A green car wash means you don't have to waste water and send pollutants downstream. With waterless cleaners and efficient commercial car washes, here's how to wash your car the clean, green way.
1. Keep the Dirt On
My friends in L.A., where most cars are as clean as surgical equipment, will recoil in horror when they read this: Don't wash your car. Does it really need to be scrubbed every weekend, folks? Washing your car less often -- say, once a month -- will save you a lot of time and use fewer resources, including water, electricity and money. It won't hurt the finish and the valet will still park it (until it gets as bad as the car on the left, which no valet will touch).
2. For a Truly Green Car Wash, Don't DIY
Do-It-Yourselfers, you can take today off. Going to a commercial carwash is a much greener option than washing your own car. Most carwashes have to comply with strict water contamination rules, so their runoff is often filtered before it enters the public wastewater system, where it then gets treated again. In contrast, the runoff from your driveway goes right into local streams and lakes, carrying with it all the oil, salt, grease and other pollutants from your car. You'll also use much less water going commercial than you'll use in your driveway.
3. Go Green, Right on the Lawn
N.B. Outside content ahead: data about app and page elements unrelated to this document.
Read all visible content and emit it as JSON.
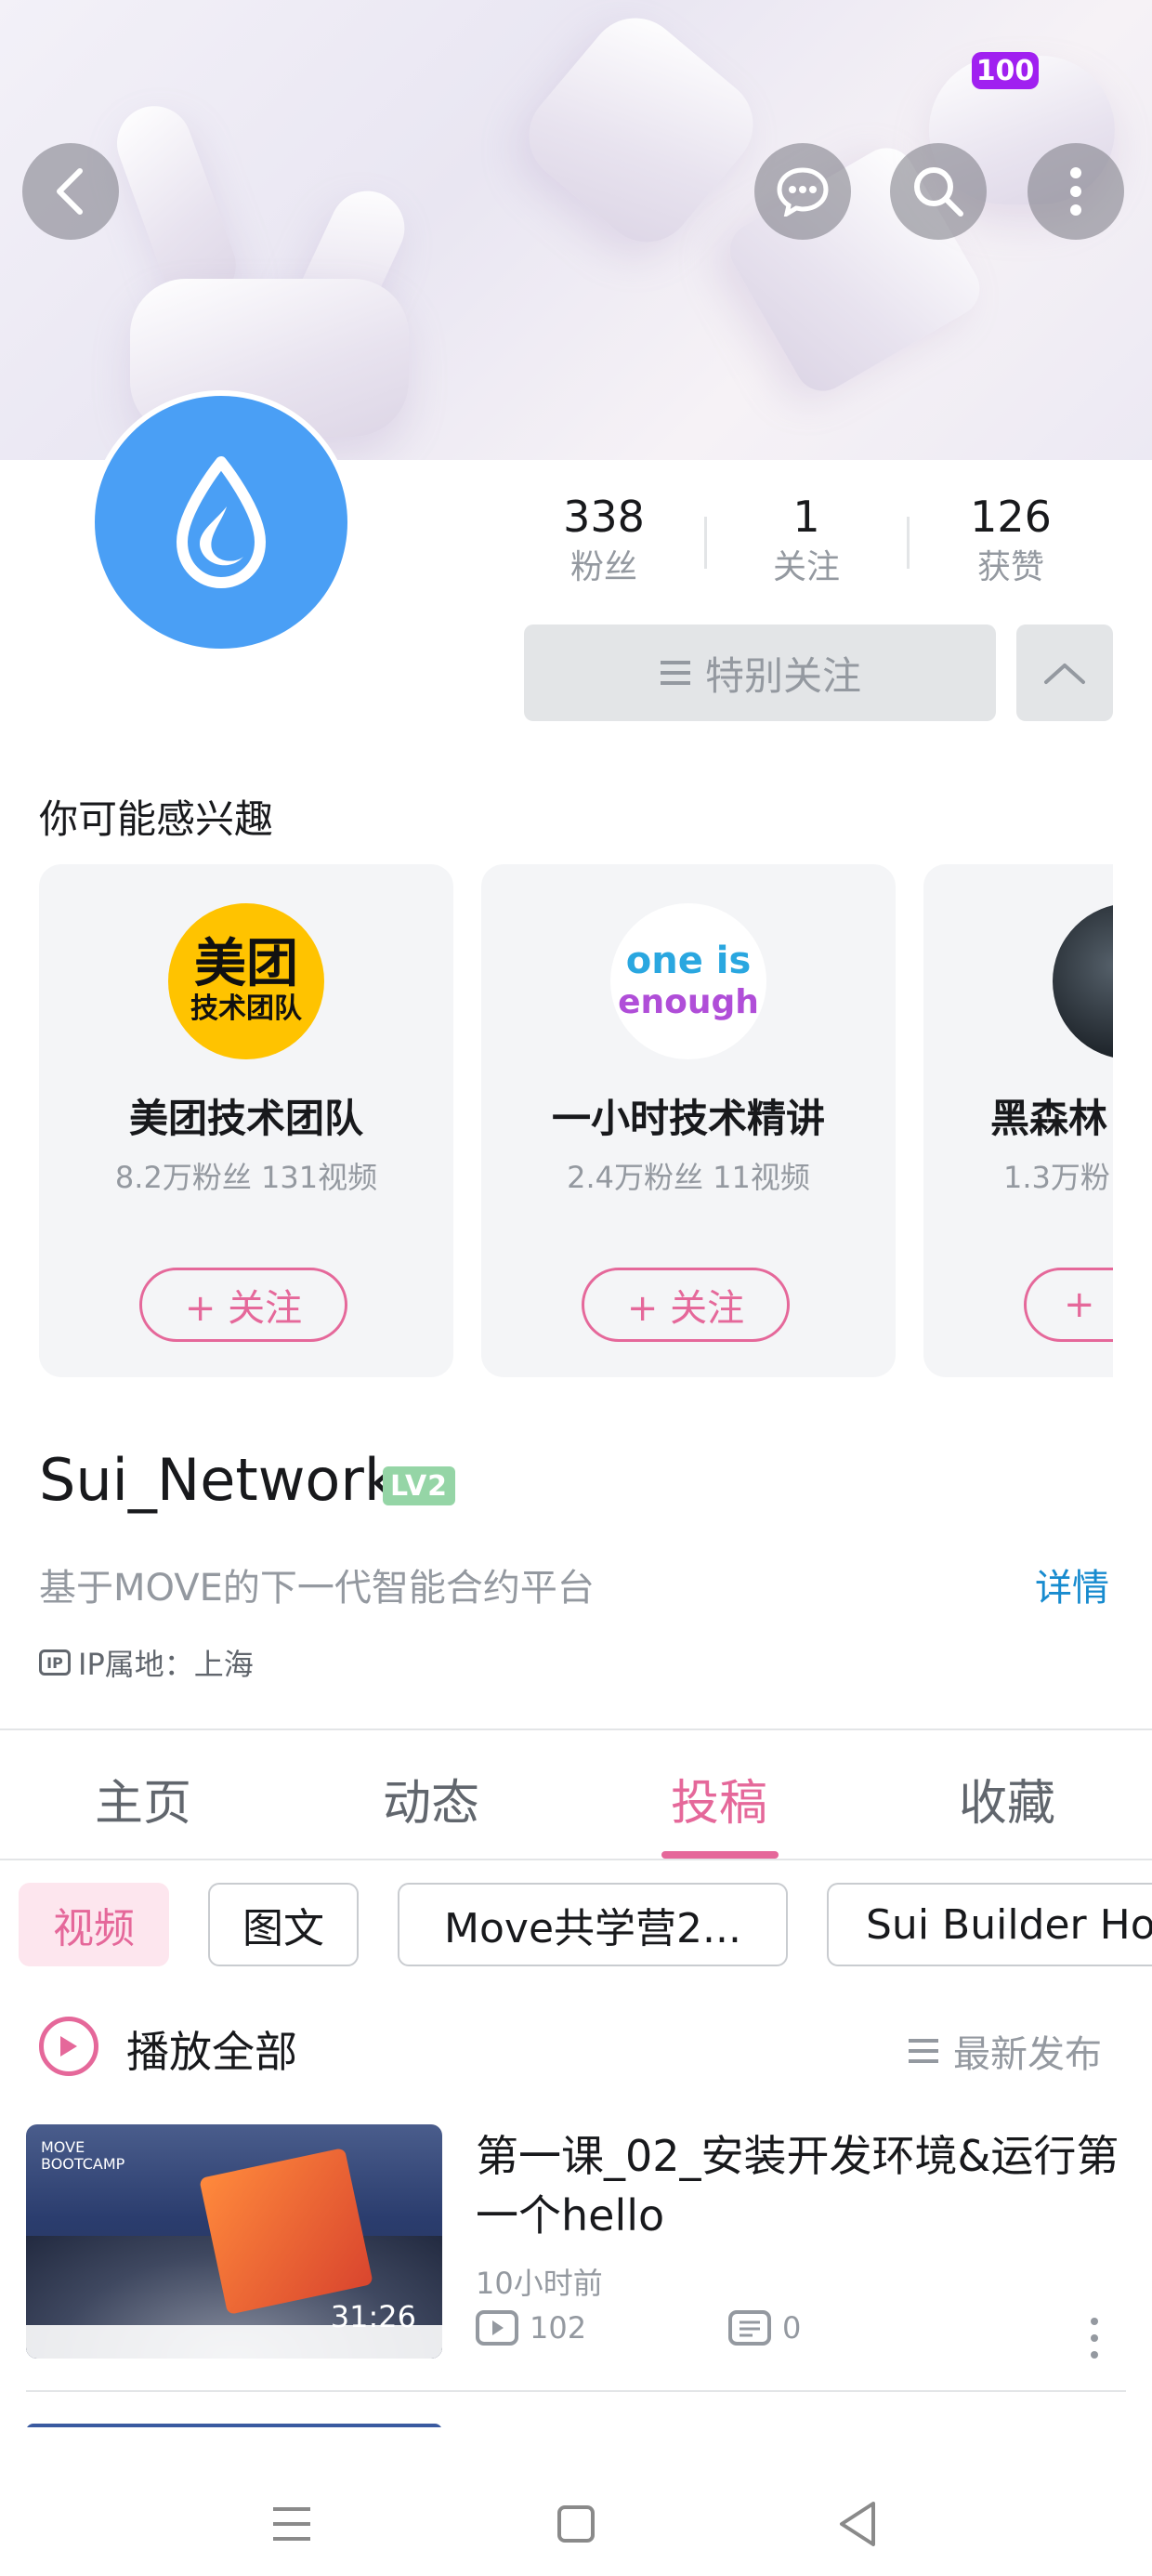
{
  "status": {
    "battery": "100"
  },
  "profile": {
    "stats": [
      {
        "num": "338",
        "label": "粉丝"
      },
      {
        "num": "1",
        "label": "关注"
      },
      {
        "num": "126",
        "label": "获赞"
      }
    ],
    "special_follow": "特别关注",
    "username": "Sui_Network",
    "level": "LV2",
    "bio": "基于MOVE的下一代智能合约平台",
    "detail_link": "详情",
    "ip": "IP属地：上海",
    "avatar_color": "#4a9ff5"
  },
  "recommend": {
    "title": "你可能感兴趣",
    "cards": [
      {
        "logo_line1": "美团",
        "logo_line2": "技术团队",
        "name": "美团技术团队",
        "meta": "8.2万粉丝 131视频",
        "follow": "+ 关注"
      },
      {
        "logo_line1": "one is",
        "logo_line2": "enough",
        "name": "一小时技术精讲",
        "meta": "2.4万粉丝 11视频",
        "follow": "+ 关注"
      },
      {
        "name": "黑森林",
        "meta": "1.3万粉",
        "follow": "+"
      }
    ]
  },
  "tabs": [
    "主页",
    "动态",
    "投稿",
    "收藏"
  ],
  "active_tab": "投稿",
  "chips": [
    "视频",
    "图文",
    "Move共学营2...",
    "Sui Builder Ho"
  ],
  "list": {
    "play_all": "播放全部",
    "sort": "最新发布"
  },
  "video": {
    "title": "第一课_02_安装开发环境&运行第一个hello",
    "time": "10小时前",
    "views": "102",
    "comments": "0",
    "duration": "31:26",
    "thumb_caption": "MOVE BOOTCAMP"
  },
  "colors": {
    "accent": "#e5689a",
    "link": "#178bcf"
  }
}
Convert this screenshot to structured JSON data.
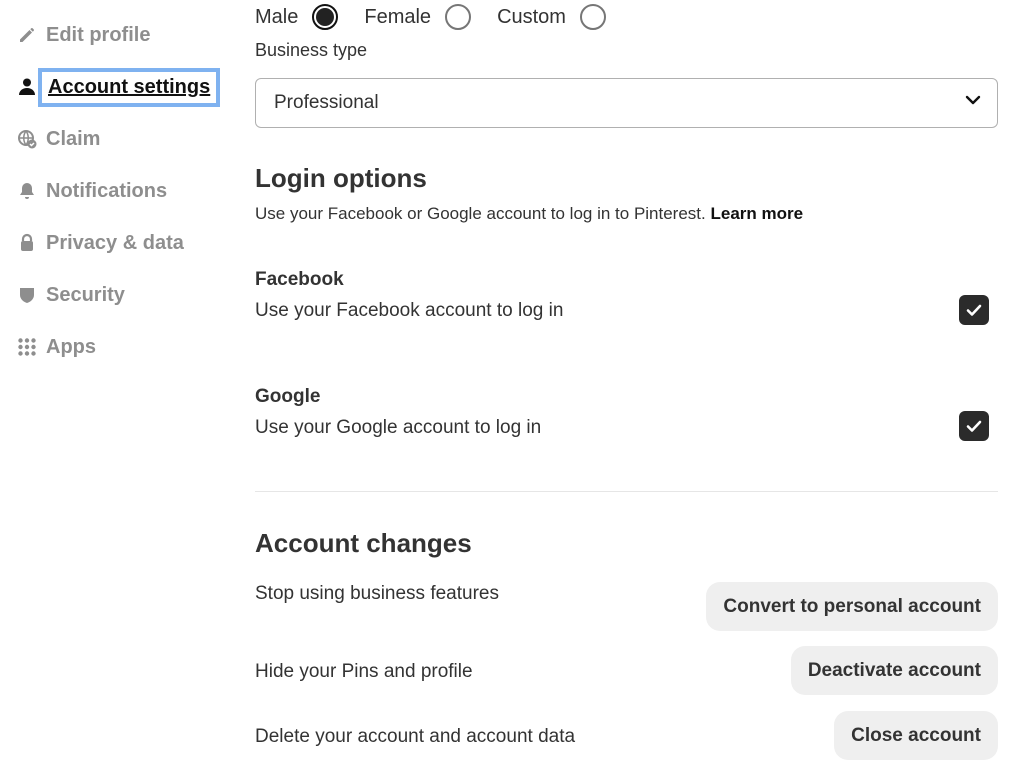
{
  "sidebar": {
    "items": [
      {
        "label": "Edit profile",
        "icon": "pencil-icon"
      },
      {
        "label": "Account settings",
        "icon": "person-icon",
        "active": true
      },
      {
        "label": "Claim",
        "icon": "globe-check-icon"
      },
      {
        "label": "Notifications",
        "icon": "bell-icon"
      },
      {
        "label": "Privacy & data",
        "icon": "lock-icon"
      },
      {
        "label": "Security",
        "icon": "shield-icon"
      },
      {
        "label": "Apps",
        "icon": "grid-icon"
      }
    ]
  },
  "gender": {
    "options": [
      {
        "label": "Male",
        "checked": true
      },
      {
        "label": "Female",
        "checked": false
      },
      {
        "label": "Custom",
        "checked": false
      }
    ]
  },
  "business_type": {
    "label": "Business type",
    "value": "Professional",
    "icon": "chevron-down-icon"
  },
  "login_options": {
    "heading": "Login options",
    "description": "Use your Facebook or Google account to log in to Pinterest.",
    "learn_more": "Learn more",
    "facebook": {
      "title": "Facebook",
      "description": "Use your Facebook account to log in",
      "checked": true
    },
    "google": {
      "title": "Google",
      "description": "Use your Google account to log in",
      "checked": true
    }
  },
  "account_changes": {
    "heading": "Account changes",
    "rows": [
      {
        "text": "Stop using business features",
        "button": "Convert to personal account"
      },
      {
        "text": "Hide your Pins and profile",
        "button": "Deactivate account"
      },
      {
        "text": "Delete your account and account data",
        "button": "Close account"
      }
    ]
  },
  "colors": {
    "focus_ring": "#7fb2f0",
    "checkbox_fill": "#2b2b2b",
    "button_bg": "#efefef",
    "inactive_nav": "#8e8e8e"
  }
}
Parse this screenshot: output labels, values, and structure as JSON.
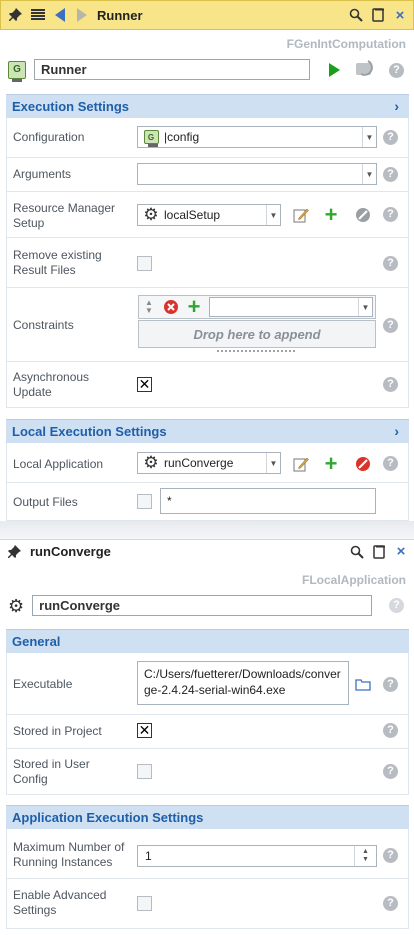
{
  "runner_panel": {
    "title": "Runner",
    "class_name": "FGenIntComputation",
    "name_value": "Runner",
    "execution_settings": {
      "header": "Execution Settings",
      "configuration_label": "Configuration",
      "configuration_value": "|config",
      "arguments_label": "Arguments",
      "arguments_value": "",
      "resource_manager_label": "Resource Manager Setup",
      "resource_manager_value": "localSetup",
      "remove_result_label": "Remove existing Result Files",
      "remove_result_checked": false,
      "constraints_label": "Constraints",
      "constraints_value": "",
      "drop_hint": "Drop here to append",
      "async_label": "Asynchronous Update",
      "async_checked": true
    },
    "local_execution_settings": {
      "header": "Local Execution Settings",
      "local_app_label": "Local Application",
      "local_app_value": "runConverge",
      "output_files_label": "Output Files",
      "output_files_checked": false,
      "output_files_value": "*"
    }
  },
  "app_panel": {
    "title": "runConverge",
    "class_name": "FLocalApplication",
    "name_value": "runConverge",
    "general": {
      "header": "General",
      "executable_label": "Executable",
      "executable_value": "C:/Users/fuetterer/Downloads/converge-2.4.24-serial-win64.exe",
      "stored_project_label": "Stored in Project",
      "stored_project_checked": true,
      "stored_user_label": "Stored in User Config",
      "stored_user_checked": false
    },
    "app_exec_settings": {
      "header": "Application Execution Settings",
      "max_instances_label": "Maximum Number of Running Instances",
      "max_instances_value": "1",
      "advanced_label": "Enable Advanced Settings",
      "advanced_checked": false
    }
  },
  "colors": {
    "title_bar": "#f8e58a",
    "section_header": "#cfe0f3",
    "section_text": "#1f5fa8",
    "run_green": "#19a019",
    "remove_red": "#d9342b"
  }
}
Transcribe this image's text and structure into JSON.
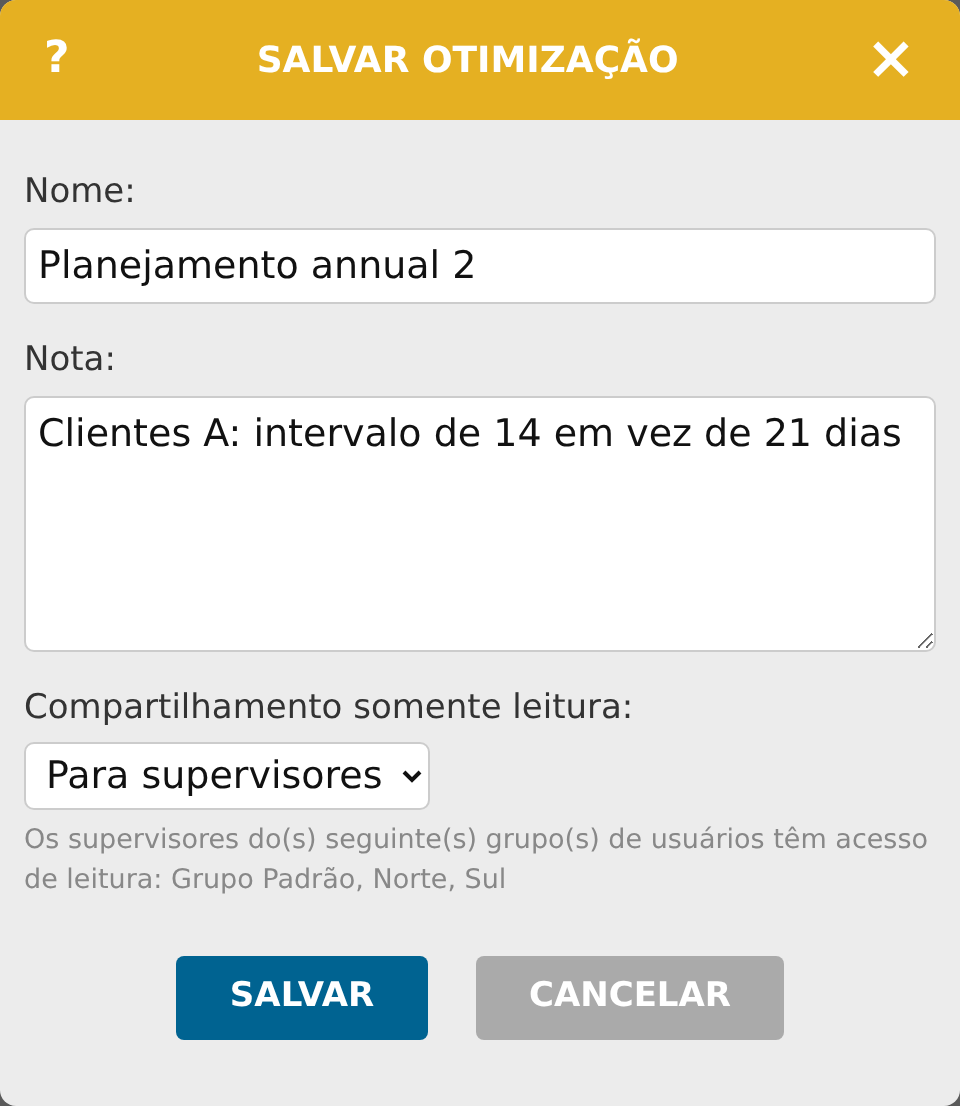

If you're wondering how to wash your car without wasting water, here's an idea: just park it on your lawn. The phosphates in some (non-biodegradable) detergents are actually good for plants, and the water will help to keep the grass green. This also lets the runoff soak into the soil, filtering it before it goes downstream. If you don't have a lawn, try parking it on a gravel surface, where water can also sink into the soil.
4. Let's Get Less Wet
The EPA claims that the average home car wash uses about 500 gallons of water. That sounds a bit high to me; other sources put the figure at around 100 gallons. (In contrast, a commercial car wash uses just 45 gallons per car.) To save both water and money, go commercial or use an adjustable hose nozzle that shuts off when not in use -- a constantly running hose is incredibly wasteful. Another tip: park in the shade so water doesn't dry on the car's surface too fast, causing water spots.
5. Soap It Up
Several manufacturers are offering green car wash soaps and waxes with better, safer ingredients. Simple Green car care products, for example, contain only biodegradable ingredients, according to the company. Some folks also claim you can easily make your own car cleaners -- all you really need is soapy water, like you'll get from diluted dishwashing liquid.
6. Water, Water, Nowhere
For the greatest water savings, try a waterless car cleaner. Eco Touch, Lucky Earth and Freedom make cleaners that require no additional water. Some folks claim, however, that if your car is really splattered with mud and muck, you might be better off hosing it down somewhere first, and use these cleaners on a car that's just a bit grimy.
7. The Devil's in the Detailing
That new car smell is mostly chemicals with some toxic properties. Instead of paying a high price for interior detailing -- with all the attendant chemical fumes -- opt for one of the commercially available, non-toxic interior cleaners noted above. You can also keep your car's interior clean with regular vacuuming and, for the seriously OCD clean freak, an ordinary cotton swab.